BRIEF —
Filter the records, keeping every line that has the string "text".

DATASET EXCERPTS —
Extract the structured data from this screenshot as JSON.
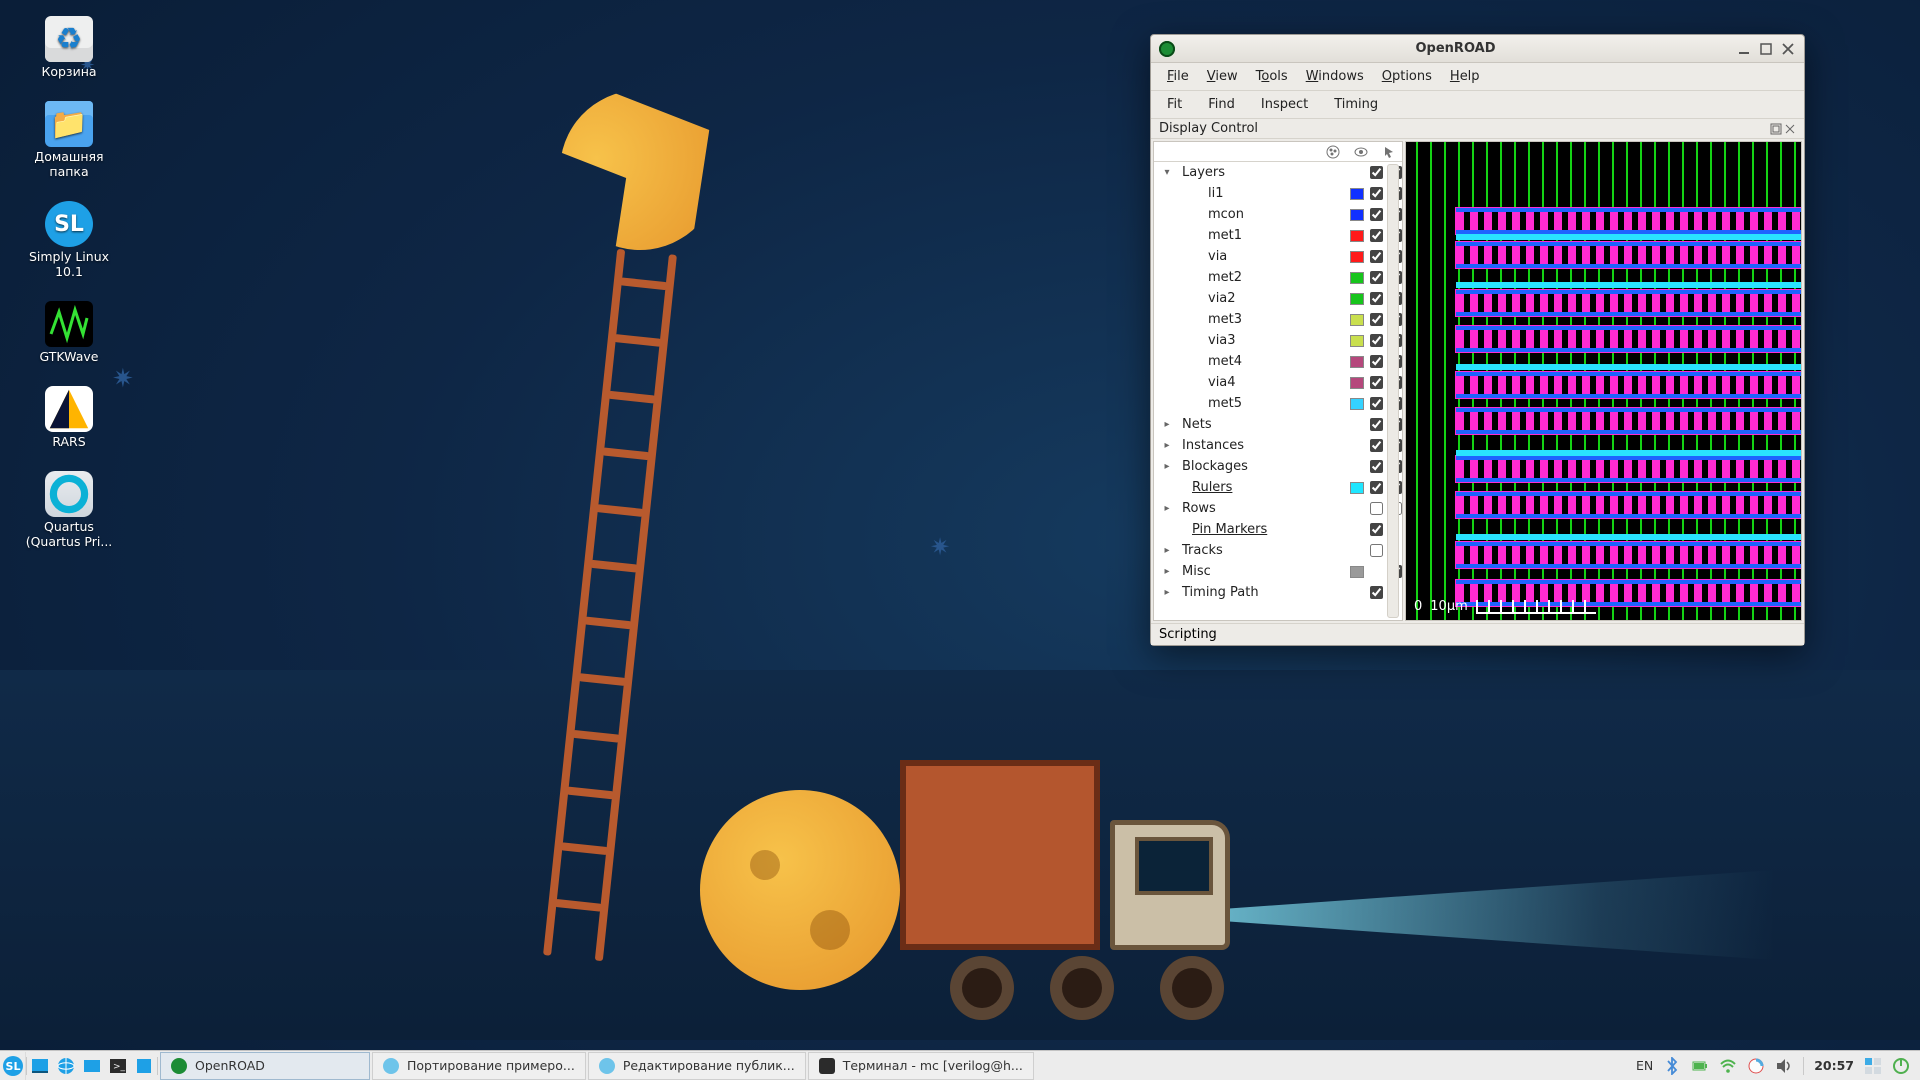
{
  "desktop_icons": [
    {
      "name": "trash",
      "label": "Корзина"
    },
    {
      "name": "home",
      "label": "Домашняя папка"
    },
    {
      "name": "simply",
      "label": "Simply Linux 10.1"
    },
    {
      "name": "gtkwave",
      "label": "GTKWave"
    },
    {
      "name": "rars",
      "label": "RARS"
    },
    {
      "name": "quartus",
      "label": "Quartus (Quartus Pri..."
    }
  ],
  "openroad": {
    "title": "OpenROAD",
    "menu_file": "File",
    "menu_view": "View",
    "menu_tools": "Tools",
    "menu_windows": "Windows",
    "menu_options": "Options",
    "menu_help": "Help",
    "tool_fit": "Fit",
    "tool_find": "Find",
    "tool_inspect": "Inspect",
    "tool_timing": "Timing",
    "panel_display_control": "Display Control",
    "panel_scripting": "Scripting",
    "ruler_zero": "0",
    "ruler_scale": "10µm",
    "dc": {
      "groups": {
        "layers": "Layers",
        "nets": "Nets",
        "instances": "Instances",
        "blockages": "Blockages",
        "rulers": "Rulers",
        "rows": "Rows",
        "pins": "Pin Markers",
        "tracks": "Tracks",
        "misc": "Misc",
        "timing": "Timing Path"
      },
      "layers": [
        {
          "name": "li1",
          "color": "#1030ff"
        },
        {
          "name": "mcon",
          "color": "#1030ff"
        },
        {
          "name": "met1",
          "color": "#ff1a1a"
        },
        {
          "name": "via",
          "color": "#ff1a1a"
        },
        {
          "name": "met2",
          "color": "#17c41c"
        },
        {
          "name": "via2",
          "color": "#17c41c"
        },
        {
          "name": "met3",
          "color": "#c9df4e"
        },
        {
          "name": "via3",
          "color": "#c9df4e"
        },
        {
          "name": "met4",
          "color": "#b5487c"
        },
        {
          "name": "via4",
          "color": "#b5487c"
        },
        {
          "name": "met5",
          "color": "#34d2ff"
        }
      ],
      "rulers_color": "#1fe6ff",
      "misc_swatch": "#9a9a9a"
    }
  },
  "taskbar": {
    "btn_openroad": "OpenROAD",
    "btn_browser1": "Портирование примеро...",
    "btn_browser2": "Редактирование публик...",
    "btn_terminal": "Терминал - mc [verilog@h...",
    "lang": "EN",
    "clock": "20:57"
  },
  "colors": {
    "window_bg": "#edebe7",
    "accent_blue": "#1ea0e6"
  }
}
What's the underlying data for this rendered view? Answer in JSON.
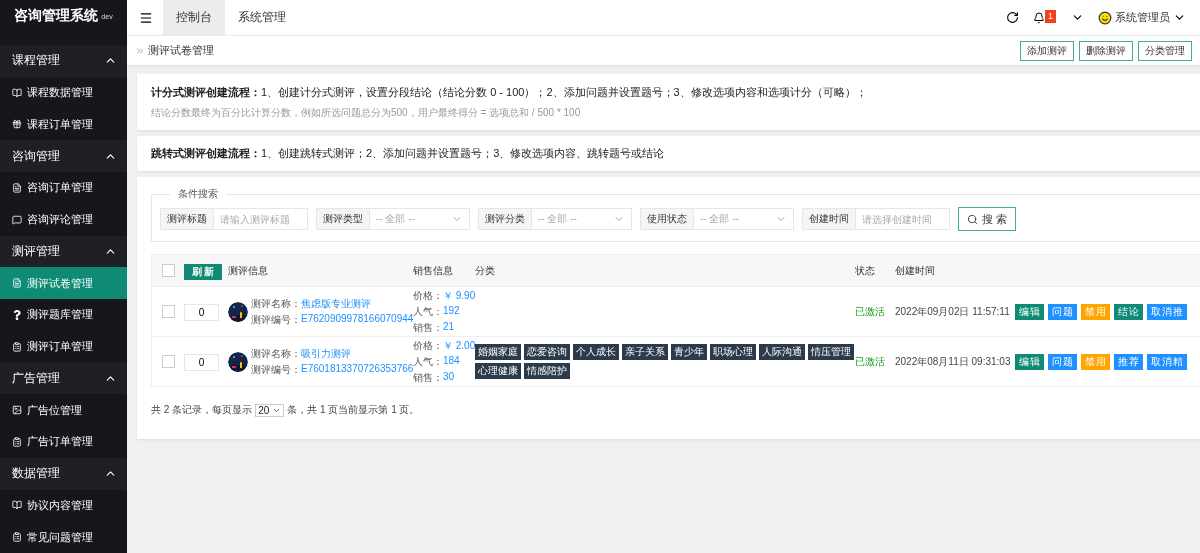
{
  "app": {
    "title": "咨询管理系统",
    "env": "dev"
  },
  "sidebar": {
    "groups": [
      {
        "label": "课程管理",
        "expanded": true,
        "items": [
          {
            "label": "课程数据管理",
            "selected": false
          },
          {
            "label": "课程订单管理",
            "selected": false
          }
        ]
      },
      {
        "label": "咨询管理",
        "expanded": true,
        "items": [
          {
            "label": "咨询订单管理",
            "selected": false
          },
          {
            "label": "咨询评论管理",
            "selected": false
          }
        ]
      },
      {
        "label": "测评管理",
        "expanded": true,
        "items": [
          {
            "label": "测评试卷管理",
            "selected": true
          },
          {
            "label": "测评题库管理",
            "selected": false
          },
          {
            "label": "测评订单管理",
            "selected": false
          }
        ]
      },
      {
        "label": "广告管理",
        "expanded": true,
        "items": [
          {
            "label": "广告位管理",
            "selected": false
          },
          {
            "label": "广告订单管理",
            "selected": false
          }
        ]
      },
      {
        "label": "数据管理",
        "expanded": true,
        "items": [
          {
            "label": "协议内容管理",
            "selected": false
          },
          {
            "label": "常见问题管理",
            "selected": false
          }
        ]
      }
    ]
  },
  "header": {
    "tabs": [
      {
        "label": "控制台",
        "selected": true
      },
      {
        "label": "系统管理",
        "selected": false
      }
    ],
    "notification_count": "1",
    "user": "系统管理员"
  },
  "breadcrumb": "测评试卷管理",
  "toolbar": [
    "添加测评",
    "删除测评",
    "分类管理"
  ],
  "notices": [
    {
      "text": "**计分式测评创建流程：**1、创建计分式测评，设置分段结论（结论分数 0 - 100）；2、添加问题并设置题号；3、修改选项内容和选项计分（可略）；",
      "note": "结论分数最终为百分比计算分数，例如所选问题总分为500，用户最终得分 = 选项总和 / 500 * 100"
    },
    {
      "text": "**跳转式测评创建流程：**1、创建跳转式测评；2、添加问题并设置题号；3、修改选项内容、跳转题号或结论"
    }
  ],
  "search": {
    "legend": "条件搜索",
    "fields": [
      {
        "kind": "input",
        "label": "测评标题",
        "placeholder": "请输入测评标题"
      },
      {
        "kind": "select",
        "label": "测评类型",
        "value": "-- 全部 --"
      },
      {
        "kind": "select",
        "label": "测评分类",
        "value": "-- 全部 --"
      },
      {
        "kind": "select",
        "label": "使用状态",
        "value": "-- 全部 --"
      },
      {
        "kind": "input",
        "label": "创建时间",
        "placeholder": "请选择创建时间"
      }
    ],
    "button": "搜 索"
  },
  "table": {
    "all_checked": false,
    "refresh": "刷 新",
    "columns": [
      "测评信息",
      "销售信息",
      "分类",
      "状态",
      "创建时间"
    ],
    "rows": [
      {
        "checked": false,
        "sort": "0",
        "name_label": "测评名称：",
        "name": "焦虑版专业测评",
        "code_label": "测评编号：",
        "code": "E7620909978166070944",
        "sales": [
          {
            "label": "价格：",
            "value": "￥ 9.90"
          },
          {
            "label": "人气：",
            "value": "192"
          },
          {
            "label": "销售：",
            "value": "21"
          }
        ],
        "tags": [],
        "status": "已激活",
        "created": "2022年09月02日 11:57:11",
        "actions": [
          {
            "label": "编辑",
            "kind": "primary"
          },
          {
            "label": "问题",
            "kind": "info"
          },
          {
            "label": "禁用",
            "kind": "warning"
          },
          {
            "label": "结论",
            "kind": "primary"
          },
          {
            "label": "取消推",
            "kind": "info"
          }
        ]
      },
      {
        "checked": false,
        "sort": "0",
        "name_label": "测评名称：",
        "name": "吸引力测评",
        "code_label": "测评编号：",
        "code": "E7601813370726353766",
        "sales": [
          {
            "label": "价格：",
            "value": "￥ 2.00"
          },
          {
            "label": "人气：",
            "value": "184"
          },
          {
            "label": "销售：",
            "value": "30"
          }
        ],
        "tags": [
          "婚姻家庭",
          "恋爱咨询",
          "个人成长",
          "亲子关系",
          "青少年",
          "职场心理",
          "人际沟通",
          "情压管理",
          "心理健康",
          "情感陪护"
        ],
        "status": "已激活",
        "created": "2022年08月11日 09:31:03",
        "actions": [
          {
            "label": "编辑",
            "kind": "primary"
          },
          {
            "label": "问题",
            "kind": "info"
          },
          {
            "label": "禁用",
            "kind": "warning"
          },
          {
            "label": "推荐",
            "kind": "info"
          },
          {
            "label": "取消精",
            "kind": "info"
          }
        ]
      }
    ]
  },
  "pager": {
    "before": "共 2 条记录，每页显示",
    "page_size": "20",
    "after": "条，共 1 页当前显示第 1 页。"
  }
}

FINISHED EXERCISE —
      "text": "**计分式测评创建流程：**1、创建计分式测评，设置分段结论（结论分数 0 - 100）；2、添加问题并设置题号；3、修改选项内容和选项计分（可略）；",
      "text": "**跳转式测评创建流程：**1、创建跳转式测评；2、添加问题并设置题号；3、修改选项内容、跳转题号或结论"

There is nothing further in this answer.